• [How to complete this task]
Using the data below, copy out all lines with the word "Issue".

• [Data excerpts]
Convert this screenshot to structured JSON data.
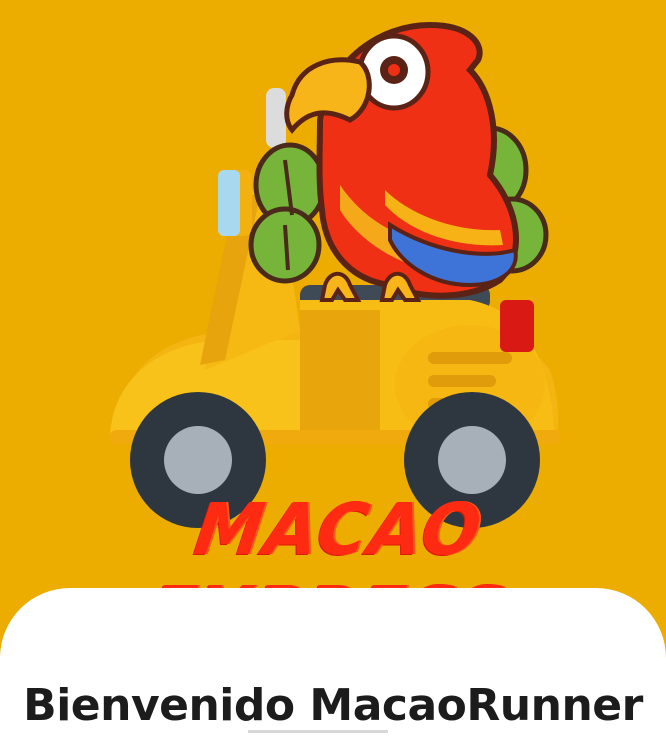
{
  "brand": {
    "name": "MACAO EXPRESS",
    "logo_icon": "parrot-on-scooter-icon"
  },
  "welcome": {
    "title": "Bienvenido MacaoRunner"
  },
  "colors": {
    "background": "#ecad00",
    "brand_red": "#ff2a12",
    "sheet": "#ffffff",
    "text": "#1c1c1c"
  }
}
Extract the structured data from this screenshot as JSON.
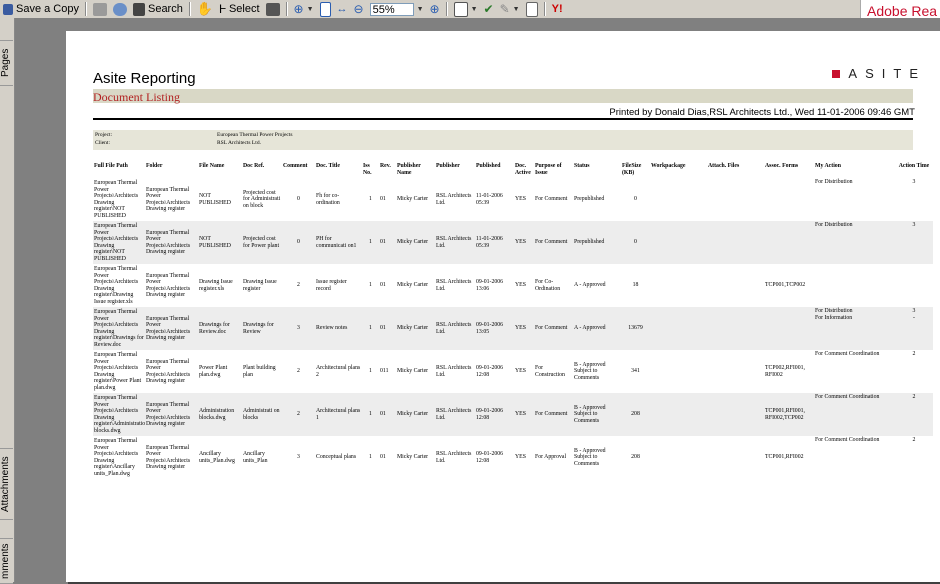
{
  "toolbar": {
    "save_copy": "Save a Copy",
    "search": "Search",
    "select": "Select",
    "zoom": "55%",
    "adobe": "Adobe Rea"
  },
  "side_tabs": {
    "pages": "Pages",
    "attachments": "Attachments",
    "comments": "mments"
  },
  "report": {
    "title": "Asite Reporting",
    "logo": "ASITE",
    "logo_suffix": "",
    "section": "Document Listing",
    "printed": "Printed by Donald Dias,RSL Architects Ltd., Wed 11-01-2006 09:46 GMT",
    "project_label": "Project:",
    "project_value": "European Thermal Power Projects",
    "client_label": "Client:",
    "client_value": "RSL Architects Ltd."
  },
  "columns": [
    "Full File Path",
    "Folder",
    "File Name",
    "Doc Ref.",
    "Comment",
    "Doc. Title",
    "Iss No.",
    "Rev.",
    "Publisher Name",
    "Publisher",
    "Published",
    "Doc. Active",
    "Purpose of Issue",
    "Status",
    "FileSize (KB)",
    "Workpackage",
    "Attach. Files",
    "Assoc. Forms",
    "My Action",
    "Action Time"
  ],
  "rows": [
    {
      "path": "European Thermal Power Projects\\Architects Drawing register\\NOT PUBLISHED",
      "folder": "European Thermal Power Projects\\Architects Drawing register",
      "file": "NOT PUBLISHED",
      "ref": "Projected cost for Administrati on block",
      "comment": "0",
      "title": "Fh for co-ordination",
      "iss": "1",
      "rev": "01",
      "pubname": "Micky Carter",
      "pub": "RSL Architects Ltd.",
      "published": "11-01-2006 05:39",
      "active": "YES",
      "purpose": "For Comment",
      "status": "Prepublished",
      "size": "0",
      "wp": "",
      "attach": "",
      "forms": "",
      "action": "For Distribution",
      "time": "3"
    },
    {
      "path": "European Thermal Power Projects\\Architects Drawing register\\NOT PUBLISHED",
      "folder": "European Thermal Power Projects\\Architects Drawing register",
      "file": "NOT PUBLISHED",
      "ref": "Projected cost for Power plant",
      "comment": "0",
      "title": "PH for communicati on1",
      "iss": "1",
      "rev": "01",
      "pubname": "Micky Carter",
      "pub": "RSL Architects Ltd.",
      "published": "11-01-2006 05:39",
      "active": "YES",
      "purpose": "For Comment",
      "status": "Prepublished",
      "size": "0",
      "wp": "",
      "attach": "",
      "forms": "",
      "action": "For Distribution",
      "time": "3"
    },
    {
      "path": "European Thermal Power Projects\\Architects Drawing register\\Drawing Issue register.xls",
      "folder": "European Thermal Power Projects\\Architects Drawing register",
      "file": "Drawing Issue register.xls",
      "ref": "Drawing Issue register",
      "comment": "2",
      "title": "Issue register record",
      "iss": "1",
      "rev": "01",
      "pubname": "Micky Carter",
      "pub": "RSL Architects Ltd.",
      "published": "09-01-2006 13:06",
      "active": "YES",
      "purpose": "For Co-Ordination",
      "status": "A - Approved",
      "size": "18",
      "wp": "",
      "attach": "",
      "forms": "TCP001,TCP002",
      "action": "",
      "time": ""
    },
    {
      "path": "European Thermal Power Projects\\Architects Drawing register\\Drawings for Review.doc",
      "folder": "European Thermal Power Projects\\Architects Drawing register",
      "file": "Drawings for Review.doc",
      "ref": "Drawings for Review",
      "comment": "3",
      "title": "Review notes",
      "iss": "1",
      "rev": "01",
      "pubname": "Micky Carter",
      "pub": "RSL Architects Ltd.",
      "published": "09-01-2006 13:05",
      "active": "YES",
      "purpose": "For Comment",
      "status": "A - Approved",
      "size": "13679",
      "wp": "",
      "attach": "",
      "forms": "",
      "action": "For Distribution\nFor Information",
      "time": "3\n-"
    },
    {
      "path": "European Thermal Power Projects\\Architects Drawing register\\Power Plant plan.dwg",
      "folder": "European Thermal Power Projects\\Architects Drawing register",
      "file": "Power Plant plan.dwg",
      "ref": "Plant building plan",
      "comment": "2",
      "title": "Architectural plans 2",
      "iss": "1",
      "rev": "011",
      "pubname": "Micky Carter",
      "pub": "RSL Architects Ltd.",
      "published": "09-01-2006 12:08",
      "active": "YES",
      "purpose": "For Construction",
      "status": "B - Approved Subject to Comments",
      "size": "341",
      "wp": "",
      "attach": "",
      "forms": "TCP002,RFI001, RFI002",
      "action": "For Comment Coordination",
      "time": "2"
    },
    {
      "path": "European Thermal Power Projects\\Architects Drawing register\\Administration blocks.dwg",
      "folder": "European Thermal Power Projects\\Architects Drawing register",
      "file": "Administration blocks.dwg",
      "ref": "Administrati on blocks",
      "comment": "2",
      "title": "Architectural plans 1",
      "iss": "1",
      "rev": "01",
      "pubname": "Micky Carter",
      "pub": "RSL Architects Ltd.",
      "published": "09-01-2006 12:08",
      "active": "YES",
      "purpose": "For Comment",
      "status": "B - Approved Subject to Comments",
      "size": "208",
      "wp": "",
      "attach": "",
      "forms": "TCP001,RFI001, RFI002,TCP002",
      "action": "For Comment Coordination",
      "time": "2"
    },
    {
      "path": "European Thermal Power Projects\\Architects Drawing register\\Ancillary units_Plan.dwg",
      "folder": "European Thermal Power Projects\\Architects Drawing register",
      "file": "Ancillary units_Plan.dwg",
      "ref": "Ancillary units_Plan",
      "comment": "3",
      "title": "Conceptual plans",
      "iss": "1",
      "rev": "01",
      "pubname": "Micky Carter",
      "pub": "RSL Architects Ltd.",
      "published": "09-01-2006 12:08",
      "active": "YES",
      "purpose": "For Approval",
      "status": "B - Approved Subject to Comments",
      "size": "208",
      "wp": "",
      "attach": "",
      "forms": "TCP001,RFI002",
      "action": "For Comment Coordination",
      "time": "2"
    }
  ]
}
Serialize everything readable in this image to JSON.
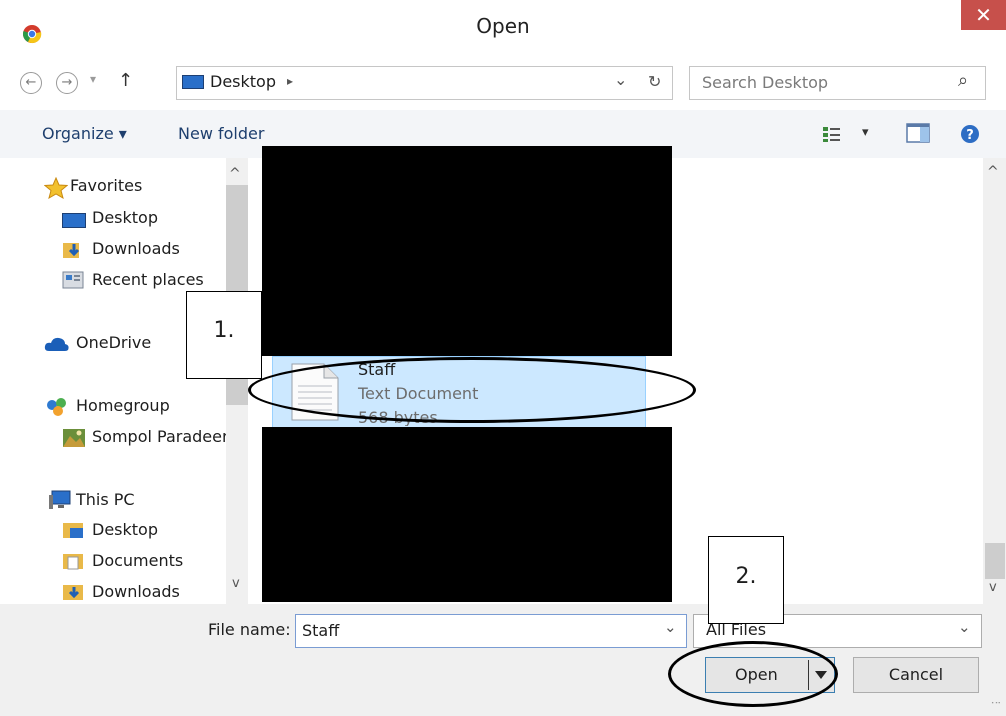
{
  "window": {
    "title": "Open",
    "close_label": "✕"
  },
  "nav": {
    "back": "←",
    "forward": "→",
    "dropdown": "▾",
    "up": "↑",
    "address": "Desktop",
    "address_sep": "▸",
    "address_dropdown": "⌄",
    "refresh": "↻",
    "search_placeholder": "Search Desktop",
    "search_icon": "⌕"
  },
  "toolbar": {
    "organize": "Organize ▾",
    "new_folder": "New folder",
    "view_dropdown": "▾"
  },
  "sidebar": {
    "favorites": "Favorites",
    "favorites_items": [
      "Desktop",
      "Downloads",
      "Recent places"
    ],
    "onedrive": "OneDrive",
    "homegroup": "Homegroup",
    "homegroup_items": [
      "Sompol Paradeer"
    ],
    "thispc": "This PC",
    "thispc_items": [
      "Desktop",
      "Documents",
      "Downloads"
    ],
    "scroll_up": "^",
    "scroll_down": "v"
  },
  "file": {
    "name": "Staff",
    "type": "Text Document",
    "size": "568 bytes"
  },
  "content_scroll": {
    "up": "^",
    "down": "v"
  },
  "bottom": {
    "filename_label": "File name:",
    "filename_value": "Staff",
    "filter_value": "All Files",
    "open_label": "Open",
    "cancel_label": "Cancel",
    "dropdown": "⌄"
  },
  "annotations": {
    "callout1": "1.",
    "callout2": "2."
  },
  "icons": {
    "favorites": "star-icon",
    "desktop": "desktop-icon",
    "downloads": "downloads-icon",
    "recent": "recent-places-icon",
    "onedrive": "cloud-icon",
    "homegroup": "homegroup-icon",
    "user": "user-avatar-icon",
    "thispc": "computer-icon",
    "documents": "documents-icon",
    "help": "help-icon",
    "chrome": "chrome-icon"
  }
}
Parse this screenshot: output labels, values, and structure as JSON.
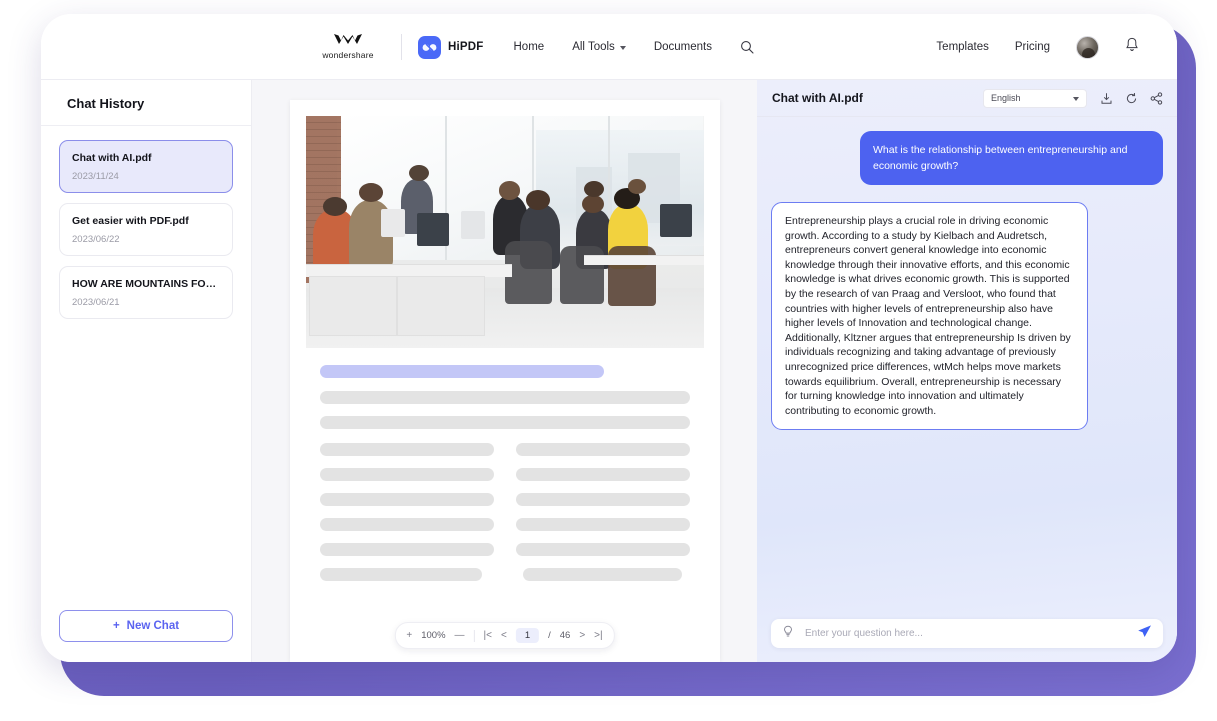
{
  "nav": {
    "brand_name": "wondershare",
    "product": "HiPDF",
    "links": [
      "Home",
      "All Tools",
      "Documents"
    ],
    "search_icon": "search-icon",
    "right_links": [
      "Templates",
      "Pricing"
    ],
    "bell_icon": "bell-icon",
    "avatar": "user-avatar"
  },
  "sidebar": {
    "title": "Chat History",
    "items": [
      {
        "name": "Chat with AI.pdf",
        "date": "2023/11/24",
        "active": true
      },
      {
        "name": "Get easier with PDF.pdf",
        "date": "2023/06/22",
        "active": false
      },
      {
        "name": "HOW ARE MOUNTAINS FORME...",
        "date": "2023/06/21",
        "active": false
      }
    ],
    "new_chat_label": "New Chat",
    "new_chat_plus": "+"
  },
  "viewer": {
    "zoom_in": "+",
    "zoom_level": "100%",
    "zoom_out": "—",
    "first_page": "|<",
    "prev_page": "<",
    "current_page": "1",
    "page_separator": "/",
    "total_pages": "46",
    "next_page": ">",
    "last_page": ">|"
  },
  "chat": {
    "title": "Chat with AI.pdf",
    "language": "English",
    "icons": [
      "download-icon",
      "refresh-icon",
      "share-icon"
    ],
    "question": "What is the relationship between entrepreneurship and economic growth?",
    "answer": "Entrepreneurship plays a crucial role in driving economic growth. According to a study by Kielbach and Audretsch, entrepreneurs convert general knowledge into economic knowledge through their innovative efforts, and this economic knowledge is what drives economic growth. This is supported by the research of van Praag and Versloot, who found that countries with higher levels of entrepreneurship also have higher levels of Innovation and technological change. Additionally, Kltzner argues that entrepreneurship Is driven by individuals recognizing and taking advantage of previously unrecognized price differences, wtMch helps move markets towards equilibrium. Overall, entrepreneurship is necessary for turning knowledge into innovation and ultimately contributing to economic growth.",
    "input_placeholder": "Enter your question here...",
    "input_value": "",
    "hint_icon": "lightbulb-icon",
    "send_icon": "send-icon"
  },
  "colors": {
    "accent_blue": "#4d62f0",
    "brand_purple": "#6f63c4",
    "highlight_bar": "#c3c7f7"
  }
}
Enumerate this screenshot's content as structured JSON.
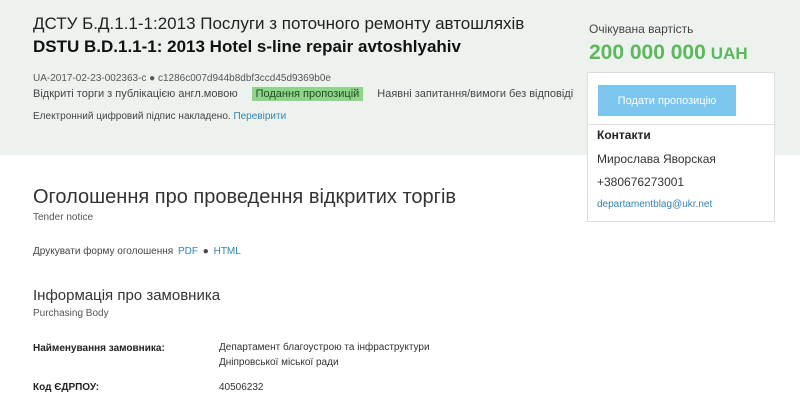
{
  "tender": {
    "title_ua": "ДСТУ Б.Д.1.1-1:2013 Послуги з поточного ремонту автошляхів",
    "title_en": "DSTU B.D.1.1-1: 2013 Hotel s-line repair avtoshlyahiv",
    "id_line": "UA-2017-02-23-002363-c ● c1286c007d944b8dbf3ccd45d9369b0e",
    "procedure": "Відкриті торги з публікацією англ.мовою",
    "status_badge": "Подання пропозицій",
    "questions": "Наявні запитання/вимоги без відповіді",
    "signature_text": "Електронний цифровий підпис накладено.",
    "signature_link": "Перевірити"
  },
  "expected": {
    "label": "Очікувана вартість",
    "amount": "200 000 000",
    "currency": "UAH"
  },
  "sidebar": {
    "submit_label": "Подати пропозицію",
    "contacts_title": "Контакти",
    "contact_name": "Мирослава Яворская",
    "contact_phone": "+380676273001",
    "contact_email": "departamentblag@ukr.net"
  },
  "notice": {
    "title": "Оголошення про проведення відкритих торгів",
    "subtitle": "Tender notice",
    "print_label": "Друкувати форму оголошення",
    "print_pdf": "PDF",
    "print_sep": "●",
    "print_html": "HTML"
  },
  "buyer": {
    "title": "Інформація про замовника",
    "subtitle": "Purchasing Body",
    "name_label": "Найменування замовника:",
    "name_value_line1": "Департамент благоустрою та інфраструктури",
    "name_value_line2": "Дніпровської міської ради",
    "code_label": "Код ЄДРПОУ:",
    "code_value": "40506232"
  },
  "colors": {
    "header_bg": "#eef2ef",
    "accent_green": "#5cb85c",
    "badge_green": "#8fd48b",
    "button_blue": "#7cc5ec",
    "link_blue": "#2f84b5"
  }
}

• [Exercise result]
    "Purpose of Issue",
      "path": "European Thermal Power Projects\\Architects Drawing register\\Drawing Issue register.xls",
      "file": "Drawing Issue register.xls",
      "ref": "Drawing Issue register",
      "title": "Issue register record",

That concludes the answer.